For Unauthorized Practice of Law
- Defendant Continued Practicing Despite 1988 Court Order -
WASHINGTON - Benoit Brookens, 62, of Washington, D.C., was found guilty today of four counts of misdemeanor contempt of court for engaging in the unauthorized practice of law, U.S. Attorney Ronald C. Machen Jr. announced.
The Honorable Jóse M. López, who presided over a trial in the case last year, issued his decision today. Brookens, who is scheduled for sentencing on June 22, 2012, faces up to two years in prison and a $4,000 fine.
In 1988, the District of Columbia Court of Appeals in Brookens v. United States, found that Brookens was not licensed to practice law in the District of Columbia, and ordered him not to do so. The Court of Appeals specifically instructed Brookens not to refer to himself using the titles of “esquire” or “counsel,” to file documents, or to represent anyone.
At the time of the order, Brookens was admitted to practice law in Wisconsin and Pennsylvania, but he was not admitted to practice in the District of Columbia. For more than two decades, despite the court’s orders, and multiple subsequent admonitions from D.C. agencies, including four administrative law judges, Brookens continued to use the titles of “esquire” and “counsel,” and he represented tenants involved in a landlord/tenant case. Ultimately, a judge dismissed with prejudice the tenants’ case, partly as a result of Brookens’s refusal to comply with the court’s orders.

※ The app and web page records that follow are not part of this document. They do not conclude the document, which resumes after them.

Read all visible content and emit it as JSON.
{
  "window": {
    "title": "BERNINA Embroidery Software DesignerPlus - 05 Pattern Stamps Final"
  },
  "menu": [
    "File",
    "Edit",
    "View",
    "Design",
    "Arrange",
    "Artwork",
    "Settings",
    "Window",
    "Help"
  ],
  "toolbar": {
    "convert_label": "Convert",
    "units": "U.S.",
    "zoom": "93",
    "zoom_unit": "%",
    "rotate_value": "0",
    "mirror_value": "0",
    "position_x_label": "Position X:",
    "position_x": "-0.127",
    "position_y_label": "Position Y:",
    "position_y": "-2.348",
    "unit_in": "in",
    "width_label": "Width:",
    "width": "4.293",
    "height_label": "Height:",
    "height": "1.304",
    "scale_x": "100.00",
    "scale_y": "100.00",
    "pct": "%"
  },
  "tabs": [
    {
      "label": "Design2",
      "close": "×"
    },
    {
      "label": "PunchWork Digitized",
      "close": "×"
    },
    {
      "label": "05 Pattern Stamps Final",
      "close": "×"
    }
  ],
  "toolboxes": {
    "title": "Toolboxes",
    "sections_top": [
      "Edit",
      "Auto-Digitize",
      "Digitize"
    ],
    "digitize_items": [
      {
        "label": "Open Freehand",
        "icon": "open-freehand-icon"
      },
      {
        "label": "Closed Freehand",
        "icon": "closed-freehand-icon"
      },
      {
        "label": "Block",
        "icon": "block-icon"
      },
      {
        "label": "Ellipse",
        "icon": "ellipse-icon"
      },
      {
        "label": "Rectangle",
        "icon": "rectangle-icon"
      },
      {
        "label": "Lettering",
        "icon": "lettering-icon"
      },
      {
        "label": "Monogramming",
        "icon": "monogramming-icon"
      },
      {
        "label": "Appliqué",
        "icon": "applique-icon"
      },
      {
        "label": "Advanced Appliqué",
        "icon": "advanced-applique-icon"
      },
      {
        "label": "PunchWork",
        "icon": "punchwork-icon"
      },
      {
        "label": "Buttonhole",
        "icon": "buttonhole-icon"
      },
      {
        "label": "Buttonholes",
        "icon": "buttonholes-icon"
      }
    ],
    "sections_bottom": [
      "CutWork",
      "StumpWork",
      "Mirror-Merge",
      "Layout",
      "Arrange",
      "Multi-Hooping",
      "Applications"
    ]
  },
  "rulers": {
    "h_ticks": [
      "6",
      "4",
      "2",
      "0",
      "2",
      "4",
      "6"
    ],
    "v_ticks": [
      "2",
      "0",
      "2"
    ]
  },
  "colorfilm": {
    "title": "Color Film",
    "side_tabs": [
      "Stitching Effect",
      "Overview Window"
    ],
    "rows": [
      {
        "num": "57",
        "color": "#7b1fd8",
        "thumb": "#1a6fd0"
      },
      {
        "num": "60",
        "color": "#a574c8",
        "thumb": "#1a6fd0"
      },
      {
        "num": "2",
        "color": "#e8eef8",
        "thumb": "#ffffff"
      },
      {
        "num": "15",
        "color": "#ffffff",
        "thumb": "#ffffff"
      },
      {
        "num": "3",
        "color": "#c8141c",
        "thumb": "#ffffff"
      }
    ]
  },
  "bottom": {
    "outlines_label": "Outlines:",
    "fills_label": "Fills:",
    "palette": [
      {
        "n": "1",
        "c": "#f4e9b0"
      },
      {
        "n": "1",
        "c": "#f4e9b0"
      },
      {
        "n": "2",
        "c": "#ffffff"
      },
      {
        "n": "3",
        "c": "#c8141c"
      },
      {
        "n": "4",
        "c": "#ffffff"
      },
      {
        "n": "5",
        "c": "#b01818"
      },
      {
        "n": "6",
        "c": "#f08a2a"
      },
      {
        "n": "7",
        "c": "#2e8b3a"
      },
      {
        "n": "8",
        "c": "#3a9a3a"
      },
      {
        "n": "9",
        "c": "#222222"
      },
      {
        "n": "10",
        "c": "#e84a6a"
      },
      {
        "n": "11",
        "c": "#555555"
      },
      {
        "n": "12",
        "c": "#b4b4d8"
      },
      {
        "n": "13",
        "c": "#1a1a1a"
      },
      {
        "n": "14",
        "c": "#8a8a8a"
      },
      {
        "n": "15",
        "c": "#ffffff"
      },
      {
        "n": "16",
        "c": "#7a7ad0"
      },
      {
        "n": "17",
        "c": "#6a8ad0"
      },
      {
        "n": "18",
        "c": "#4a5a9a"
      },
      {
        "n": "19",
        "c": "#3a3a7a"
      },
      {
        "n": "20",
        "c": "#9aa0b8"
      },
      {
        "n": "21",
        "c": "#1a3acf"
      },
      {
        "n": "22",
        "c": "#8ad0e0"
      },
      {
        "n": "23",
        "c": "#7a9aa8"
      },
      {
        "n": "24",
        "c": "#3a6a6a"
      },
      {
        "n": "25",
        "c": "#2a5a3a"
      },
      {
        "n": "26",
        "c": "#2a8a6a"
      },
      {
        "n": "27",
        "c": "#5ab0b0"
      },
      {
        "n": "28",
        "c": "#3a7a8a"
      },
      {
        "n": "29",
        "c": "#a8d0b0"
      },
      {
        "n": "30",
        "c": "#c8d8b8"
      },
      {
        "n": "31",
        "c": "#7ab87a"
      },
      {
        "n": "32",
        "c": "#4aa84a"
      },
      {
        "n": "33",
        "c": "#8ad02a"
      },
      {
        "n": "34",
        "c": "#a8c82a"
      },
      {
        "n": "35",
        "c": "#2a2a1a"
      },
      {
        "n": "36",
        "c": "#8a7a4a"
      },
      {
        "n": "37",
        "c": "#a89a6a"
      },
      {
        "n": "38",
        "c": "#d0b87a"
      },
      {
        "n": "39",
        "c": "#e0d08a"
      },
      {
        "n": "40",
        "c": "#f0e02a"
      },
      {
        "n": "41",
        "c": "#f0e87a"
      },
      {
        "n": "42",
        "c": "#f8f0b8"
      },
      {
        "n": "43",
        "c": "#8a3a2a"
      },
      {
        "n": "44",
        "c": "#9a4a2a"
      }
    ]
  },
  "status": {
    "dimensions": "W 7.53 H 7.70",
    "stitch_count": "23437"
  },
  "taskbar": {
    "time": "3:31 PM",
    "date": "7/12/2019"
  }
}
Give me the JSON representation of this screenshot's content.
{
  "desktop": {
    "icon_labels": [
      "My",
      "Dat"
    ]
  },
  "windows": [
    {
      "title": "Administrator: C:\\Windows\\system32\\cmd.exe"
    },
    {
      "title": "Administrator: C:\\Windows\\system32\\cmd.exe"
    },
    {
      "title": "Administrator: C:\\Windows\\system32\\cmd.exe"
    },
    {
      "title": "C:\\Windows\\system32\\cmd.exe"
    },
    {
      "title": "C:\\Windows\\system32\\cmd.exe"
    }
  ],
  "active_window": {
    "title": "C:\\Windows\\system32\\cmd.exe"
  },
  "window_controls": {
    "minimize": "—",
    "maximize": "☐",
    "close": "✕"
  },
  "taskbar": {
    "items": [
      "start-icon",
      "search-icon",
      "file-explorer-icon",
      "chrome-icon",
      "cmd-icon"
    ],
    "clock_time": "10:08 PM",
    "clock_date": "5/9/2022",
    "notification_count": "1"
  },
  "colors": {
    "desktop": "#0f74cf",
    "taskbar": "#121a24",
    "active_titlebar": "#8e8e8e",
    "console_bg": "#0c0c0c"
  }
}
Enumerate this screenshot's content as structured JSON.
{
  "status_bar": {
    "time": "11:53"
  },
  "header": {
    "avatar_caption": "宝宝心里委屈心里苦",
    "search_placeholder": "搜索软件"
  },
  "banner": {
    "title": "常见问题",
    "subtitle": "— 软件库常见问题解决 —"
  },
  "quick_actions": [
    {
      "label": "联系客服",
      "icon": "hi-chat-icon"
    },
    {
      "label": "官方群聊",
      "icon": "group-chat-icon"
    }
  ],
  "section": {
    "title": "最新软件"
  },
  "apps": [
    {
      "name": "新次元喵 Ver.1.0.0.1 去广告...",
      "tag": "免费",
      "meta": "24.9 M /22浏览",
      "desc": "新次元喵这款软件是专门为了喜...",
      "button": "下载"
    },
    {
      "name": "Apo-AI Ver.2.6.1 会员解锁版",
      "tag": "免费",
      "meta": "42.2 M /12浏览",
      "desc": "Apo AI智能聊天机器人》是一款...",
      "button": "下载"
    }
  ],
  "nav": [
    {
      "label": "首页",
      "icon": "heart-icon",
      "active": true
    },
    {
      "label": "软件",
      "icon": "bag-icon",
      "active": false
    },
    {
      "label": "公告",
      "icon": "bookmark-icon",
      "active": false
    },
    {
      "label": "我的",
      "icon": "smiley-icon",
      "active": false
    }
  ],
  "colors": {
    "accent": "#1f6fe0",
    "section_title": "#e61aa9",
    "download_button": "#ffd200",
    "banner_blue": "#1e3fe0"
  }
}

Judge López stated that he did not find Brookens credible on any issue in the contempt case, and that throughout the entire trial process, he found the defendant’s conduct evasive.
In announcing the verdict, U.S. Attorney Machen praised the efforts of those who worked on the case from the U.S. Marshals Service and the Metropolitan Police Department. He also thanked those who worked on the matter from the U.S. Attorney’s Office, including Paralegal Specialist Kelly Blakeney, and Litigation Technology Specialists Leif Hickling, Tracy Van Atta and Kimberly Smith. He noted the assistance of U.S. Attorney’s Office Intern Ann Hodulik and Covington and Burling Paralegal Elle Metzger. He appreciated the assistance of Fon Muttamara, Deputy Counsel for the Office of Administrative Hearings, Tanya Brinkley, Deputy Clerk of Office of Administrative Hearings, and the D.C. Court of Appeals Committee of Unauthorized Practice of Law Administrator, Christopher Dix. Finally, U.S. Attorney Machen thanked Assistant U.S. Attorneys Chrisellen R. Kolb and David B. Goodhand for providing appellate advice. He also thanked Theodore Metzler, Esq., a member of the D.C. Court of Appeals Committee on Unauthorized Practice of Law and an Associate of Covington and Burling, for assisting with the prosecution. Finally, he commended Assistant U.S. Attorney Cynthia G. Wright, who is Chair of the D.C. Court of Appeals, Committee on Unauthorized Practice of Law, and who prosecuted the case.